═══ DATA FOR ANALYSIS ═══
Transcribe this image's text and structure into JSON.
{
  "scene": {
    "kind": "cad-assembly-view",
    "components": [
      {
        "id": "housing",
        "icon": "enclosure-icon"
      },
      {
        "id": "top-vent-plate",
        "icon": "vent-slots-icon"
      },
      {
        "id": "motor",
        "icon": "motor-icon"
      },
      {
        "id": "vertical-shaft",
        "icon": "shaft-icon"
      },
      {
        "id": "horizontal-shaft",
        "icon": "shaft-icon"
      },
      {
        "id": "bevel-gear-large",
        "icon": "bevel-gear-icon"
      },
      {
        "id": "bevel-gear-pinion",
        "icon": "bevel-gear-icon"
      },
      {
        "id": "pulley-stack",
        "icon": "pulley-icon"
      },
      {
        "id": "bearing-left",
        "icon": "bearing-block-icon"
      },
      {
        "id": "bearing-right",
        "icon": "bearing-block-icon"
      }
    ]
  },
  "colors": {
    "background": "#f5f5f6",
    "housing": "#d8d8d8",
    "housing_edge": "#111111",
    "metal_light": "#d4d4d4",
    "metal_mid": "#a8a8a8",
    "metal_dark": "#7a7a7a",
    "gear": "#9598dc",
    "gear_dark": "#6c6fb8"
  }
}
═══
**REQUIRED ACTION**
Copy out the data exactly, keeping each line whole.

**RESULT**
Transcribe this image's text and structure into JSON.
{
  "scene": {
    "kind": "cad-assembly-view",
    "components": [
      {
        "id": "housing",
        "icon": "enclosure-icon"
      },
      {
        "id": "top-vent-plate",
        "icon": "vent-slots-icon"
      },
      {
        "id": "motor",
        "icon": "motor-icon"
      },
      {
        "id": "vertical-shaft",
        "icon": "shaft-icon"
      },
      {
        "id": "horizontal-shaft",
        "icon": "shaft-icon"
      },
      {
        "id": "bevel-gear-large",
        "icon": "bevel-gear-icon"
      },
      {
        "id": "bevel-gear-pinion",
        "icon": "bevel-gear-icon"
      },
      {
        "id": "pulley-stack",
        "icon": "pulley-icon"
      },
      {
        "id": "bearing-left",
        "icon": "bearing-block-icon"
      },
      {
        "id": "bearing-right",
        "icon": "bearing-block-icon"
      }
    ]
  },
  "colors": {
    "background": "#f5f5f6",
    "housing": "#d8d8d8",
    "housing_edge": "#111111",
    "metal_light": "#d4d4d4",
    "metal_mid": "#a8a8a8",
    "metal_dark": "#7a7a7a",
    "gear": "#9598dc",
    "gear_dark": "#6c6fb8"
  }
}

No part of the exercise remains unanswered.